- Within two years, (on November 4 2001), the RUC was replaced with the Police Service of Northern Ireland.
Most recent recipients
The most recent military recipient of the George Cross was Captain Peter Norton, an Ammunition Technical Officer of the Royal Logistic Corps, for gallantry when, on 24 July 2005, he led a bomb disposal team at the site of an IED attack on a US military patrol in Iraq. During the incident he sustained serious injuries.
Prior to that the most recent military recipient of the George Cross had been Trooper Christopher Finney of the Blues and Royals, for gallantry during a friendly fire incident in the 2003 invasion of Iraq. Finney is also the youngest military recipient of the decoration.
The most recent civilian recipient was Sergeant Stewart Guthrie of the New Zealand Police, who received his award posthumously for apprehending a gunman in the Aramoana massacre in New Zealand (London Gazette, February 15 1992).
Future awards to military personnel

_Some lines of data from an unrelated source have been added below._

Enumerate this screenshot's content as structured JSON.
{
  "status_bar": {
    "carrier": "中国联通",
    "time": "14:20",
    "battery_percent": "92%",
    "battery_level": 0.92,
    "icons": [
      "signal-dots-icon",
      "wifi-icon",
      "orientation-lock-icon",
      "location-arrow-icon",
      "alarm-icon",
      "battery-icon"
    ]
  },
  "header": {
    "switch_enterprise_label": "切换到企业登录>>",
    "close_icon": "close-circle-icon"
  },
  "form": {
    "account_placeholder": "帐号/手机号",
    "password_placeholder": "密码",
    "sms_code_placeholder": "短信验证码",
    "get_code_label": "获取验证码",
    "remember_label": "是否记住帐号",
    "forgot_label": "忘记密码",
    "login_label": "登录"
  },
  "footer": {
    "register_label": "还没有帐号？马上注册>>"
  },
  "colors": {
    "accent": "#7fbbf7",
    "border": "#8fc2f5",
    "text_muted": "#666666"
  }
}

The Victoria Cross is awarded for acts of valour "in the face of the enemy". However there have been a number of military personnel who have received the George Cross because they have shown conspicuous gallantry, but not in the face of the enemy, or have not been under military command at the time (POWs). With changes in military technology, it is thought that in future more actions will result in the recipient being awarded the GC rather than the VC.
Awards by nation
There have been 10 crosses awarded to Canadians: 8 military, 1 Merchant Navy, and 1 woman. The GC is no longer awarded to Canadians by the Canadian government which awards the Cross of Valour (Canadian) instead.
The last Australian to be awarded the George Cross, and the most recent surviving civilian recipient, was Constable Michael Pratt of the Victoria Police, Melbourne, for arresting two armed bank robbers (London Gazette, July 5, 1978). The Australian government established the Cross of Valour (Australian) in 1975 to be awarded by the Australian government "only for acts of the most conspicuous courage in circumstances of extreme peril" instead of recommending the awarding of the George Cross.
Holders of the George Cross or Victoria Cross are entitled to an annuity, the amount of which is determined by the awarding government. Since 2002, the annuity paid by the British government is £1,495 per year. As at January 2005, under the Canadian Gallantry Awards Order, members of the Canadian Armed Forces, or people who joined the British forces before 31 March 1949 while domiciled in Canada or Newfoundland, receive $3,000 per year. For Australian holders, the amount is determined by clause 11A1.2 of the Australian Defence Forces Pay and Conditions, and as of January 2005 is $250 per year.
- The Register of the George Cross, This England, 2nd Edition (1990) ISBN 0-906324-17-3
- The George Cross, Ian Bisset, MacGibbon & Kee (1961)
- The Story of the George Cross, Sir John Smyth, Arthur Baker Ltd. (1968) ISBN 2-13763-079
- 'Gainst All Disaster, Allan Stanistreet, Picton Publishing Ltd. (1986) ISBN 0-94825-116-6
- George Cross Database
- Canadian World War II recipients
- Ceremonial Secretariat - Types of Bravery Award
- Royal Engineers Museum: George Crosses awarded to Royal Engineers (Bomb Disposal)
- BBC On This Day 1942: Malta gets George Cross for braverycs:Jiřího kříž